PNS Daily News - December 11, 2019 

U.S. House to vote on two articles of impeachment; $1.4 trillion in planned oil & gas development said to put the world in "bright red level" of climate crisis; anti-protest legislation moves forward in Ohio; "forest farming" moves forward in Appalachia; and someone's putting cowboy hats on pigeons in Nevada.

2020Talks - December 11, 2019 

18 years ago today, China joined the WTO. Now, China's in a trade war with the U.S. Also, House Democrats and the Trump administration made a deal to move forward with the U.S.-Mexico-Canada Trade Agreement.

Today Marks 10-Year Anniversary of "Roadless Rule" for Wild Areas

January 22, 2008

Durango, CO – Tuesday marks the 10-year anniversary of the U.S. Forest Service's Roadless Area Conservation Policy. At stake in South Dakota is more than 80,000 acres of roadless area land and 39,000 acres of wilderness that provide recreation, wildlife and fish habitat. Conservation groups hope to use this opportunity to raise public awareness about the importance of protecting the nation's public forests and wilderness from encroaching development.

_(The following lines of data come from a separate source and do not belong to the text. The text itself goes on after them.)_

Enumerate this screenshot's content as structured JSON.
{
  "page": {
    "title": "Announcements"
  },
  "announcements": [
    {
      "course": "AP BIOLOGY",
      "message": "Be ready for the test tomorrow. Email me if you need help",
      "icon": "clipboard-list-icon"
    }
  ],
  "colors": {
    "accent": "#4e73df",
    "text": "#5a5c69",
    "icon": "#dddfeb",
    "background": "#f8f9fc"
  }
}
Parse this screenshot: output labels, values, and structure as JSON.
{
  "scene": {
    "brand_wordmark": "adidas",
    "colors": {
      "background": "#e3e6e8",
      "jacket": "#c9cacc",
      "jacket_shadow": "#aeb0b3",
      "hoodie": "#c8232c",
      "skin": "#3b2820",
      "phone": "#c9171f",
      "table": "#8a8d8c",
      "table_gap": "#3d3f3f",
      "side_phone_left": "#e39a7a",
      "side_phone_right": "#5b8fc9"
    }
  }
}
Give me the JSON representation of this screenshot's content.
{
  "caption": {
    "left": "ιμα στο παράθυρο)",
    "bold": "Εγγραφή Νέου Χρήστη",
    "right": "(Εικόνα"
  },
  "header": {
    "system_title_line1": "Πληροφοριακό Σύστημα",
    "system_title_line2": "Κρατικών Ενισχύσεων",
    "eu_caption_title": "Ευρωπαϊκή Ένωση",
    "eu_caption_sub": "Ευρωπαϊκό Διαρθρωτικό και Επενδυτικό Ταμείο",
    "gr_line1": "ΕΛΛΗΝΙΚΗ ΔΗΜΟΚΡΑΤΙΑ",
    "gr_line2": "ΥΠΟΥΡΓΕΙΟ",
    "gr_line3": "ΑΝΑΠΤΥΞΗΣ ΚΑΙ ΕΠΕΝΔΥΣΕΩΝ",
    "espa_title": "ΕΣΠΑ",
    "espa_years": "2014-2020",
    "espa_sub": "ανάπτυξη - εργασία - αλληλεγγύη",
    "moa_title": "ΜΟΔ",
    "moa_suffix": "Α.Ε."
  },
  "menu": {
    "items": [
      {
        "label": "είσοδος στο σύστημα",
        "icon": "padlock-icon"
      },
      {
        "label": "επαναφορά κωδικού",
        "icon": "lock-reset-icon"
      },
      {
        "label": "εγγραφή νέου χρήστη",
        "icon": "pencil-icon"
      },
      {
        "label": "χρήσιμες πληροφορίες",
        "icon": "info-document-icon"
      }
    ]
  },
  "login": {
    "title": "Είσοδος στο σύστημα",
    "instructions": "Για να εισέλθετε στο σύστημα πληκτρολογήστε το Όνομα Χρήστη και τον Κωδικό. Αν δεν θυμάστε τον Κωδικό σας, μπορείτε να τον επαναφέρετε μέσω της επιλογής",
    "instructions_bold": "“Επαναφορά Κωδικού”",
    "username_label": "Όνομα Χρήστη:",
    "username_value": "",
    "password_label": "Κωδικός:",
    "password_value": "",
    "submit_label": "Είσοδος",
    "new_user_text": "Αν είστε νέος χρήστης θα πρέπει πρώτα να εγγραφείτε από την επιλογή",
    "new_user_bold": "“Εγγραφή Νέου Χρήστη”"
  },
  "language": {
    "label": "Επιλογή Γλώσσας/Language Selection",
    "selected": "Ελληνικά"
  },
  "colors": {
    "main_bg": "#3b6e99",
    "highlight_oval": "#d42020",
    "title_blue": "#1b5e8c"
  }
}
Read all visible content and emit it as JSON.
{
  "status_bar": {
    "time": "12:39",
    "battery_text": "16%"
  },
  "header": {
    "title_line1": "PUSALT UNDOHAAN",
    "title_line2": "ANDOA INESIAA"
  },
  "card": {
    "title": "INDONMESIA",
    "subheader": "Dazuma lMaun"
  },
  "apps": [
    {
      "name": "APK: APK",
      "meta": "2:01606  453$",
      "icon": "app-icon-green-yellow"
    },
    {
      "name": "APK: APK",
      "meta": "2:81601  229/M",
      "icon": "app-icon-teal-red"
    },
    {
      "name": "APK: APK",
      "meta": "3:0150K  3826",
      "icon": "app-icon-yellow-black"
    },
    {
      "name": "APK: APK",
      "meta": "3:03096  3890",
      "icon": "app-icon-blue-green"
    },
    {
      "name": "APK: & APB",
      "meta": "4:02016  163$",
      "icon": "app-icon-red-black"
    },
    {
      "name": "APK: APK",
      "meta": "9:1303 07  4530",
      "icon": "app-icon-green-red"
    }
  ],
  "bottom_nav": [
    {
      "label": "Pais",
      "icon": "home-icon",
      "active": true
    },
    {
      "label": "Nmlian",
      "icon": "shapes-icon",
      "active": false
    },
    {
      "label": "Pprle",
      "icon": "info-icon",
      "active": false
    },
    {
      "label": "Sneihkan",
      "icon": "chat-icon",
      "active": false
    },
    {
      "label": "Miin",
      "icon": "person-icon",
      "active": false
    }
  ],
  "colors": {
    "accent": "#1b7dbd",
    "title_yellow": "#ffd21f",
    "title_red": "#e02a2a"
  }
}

Mike Matz with the Campaign for America's Wilderness reports that 6,000 acres a day of open land are lost to development, and South Dakota is no exception.

"It's happening across the country, even in places like South Dakota where ranches, like those on the outskirts of Rapid City or some of the eastern cities like Aberdeen, are being turned into housing tracts. People are noticing it, too, and I think they're a little bit alarmed."

For Matz, it's a quality-of-life issue, and he's calling on South Dakota residents to get involved so that future generations will have an opportunity to enjoy the resource.

"Fortunately, what we've seen is that people are stepping up to the plate, participating in the democratic process by which decisions on land use are made, and helping in campaigns to protect these areas as part of the national wilderness preservation system."

Matz adds that citizens are urging Congress to consider additional wilderness legislation to protect the Buffalo Gap National Grasslands in the southwest part of the state, both from development and motorized vehicle use. Although some public land will be developed, he thinks it's important to balance that with preservation efforts.

David Law/Kevin Clay, Public News Service - SD